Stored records
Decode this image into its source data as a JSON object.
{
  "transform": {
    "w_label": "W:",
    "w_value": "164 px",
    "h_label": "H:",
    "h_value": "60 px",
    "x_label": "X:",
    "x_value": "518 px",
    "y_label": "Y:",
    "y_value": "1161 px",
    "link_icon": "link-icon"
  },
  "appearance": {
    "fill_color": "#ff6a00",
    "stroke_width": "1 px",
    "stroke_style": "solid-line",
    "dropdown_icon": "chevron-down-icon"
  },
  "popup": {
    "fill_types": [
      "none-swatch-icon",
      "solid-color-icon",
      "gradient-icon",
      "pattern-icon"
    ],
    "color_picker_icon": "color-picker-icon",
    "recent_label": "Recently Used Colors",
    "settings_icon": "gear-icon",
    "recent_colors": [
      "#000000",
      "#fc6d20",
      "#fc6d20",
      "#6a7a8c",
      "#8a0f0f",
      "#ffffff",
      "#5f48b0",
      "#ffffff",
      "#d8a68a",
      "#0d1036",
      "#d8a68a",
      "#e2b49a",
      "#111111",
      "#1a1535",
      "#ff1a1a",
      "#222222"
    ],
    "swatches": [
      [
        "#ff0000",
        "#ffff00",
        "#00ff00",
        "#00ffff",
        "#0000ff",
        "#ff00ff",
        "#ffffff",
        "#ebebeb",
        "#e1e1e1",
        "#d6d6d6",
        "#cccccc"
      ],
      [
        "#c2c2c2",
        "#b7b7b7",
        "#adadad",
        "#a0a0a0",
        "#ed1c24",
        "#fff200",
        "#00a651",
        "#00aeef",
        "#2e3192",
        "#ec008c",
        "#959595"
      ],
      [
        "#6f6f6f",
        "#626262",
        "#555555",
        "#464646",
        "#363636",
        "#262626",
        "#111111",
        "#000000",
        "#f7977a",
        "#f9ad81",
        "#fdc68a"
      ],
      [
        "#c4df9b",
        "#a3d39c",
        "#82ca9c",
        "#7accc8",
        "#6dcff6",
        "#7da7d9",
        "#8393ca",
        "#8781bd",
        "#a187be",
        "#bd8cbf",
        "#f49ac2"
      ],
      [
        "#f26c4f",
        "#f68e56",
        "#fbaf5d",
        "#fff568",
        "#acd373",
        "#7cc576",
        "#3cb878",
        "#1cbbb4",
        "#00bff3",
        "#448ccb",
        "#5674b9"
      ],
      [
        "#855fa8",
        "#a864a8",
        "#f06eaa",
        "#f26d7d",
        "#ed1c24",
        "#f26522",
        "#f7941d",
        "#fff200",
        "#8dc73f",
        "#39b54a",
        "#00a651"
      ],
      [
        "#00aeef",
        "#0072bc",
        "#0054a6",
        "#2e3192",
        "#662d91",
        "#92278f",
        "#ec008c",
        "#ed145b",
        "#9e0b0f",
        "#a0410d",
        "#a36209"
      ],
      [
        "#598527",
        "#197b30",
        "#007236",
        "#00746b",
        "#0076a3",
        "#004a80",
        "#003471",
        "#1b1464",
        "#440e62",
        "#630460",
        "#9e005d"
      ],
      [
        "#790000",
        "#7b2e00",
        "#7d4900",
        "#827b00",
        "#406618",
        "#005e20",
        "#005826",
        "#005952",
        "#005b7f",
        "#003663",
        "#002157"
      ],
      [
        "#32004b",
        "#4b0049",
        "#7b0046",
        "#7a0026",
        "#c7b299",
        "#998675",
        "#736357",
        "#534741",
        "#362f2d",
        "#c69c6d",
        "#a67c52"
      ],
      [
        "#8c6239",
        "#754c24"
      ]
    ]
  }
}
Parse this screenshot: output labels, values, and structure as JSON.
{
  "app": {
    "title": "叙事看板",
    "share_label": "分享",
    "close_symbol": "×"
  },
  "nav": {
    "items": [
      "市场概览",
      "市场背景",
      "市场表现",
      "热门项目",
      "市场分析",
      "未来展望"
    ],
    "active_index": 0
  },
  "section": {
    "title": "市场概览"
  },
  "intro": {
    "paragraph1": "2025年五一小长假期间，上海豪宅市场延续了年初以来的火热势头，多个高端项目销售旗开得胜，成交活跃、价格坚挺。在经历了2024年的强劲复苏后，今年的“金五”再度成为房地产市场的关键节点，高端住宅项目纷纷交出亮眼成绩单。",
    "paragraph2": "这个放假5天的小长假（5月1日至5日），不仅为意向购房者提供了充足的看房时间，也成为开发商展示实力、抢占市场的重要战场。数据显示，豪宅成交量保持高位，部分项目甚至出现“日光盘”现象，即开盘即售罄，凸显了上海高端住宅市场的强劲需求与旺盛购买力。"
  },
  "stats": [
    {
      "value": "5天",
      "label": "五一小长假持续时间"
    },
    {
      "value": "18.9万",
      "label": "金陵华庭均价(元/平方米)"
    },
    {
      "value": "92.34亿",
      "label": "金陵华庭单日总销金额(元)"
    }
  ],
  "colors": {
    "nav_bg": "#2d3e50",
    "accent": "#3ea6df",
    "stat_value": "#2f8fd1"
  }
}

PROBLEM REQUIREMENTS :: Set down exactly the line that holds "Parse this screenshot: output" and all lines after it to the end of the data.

WRITTEN SOLUTION ::
Parse this screenshot: output labels, values, and structure as JSON.
{
  "app": {
    "title": "叙事看板",
    "share_label": "分享",
    "close_symbol": "×"
  },
  "nav": {
    "items": [
      "市场概览",
      "市场背景",
      "市场表现",
      "热门项目",
      "市场分析",
      "未来展望"
    ],
    "active_index": 0
  },
  "section": {
    "title": "市场概览"
  },
  "intro": {
    "paragraph1": "2025年五一小长假期间，上海豪宅市场延续了年初以来的火热势头，多个高端项目销售旗开得胜，成交活跃、价格坚挺。在经历了2024年的强劲复苏后，今年的“金五”再度成为房地产市场的关键节点，高端住宅项目纷纷交出亮眼成绩单。",
    "paragraph2": "这个放假5天的小长假（5月1日至5日），不仅为意向购房者提供了充足的看房时间，也成为开发商展示实力、抢占市场的重要战场。数据显示，豪宅成交量保持高位，部分项目甚至出现“日光盘”现象，即开盘即售罄，凸显了上海高端住宅市场的强劲需求与旺盛购买力。"
  },
  "stats": [
    {
      "value": "5天",
      "label": "五一小长假持续时间"
    },
    {
      "value": "18.9万",
      "label": "金陵华庭均价(元/平方米)"
    },
    {
      "value": "92.34亿",
      "label": "金陵华庭单日总销金额(元)"
    }
  ],
  "colors": {
    "nav_bg": "#2d3e50",
    "accent": "#3ea6df",
    "stat_value": "#2f8fd1"
  }
}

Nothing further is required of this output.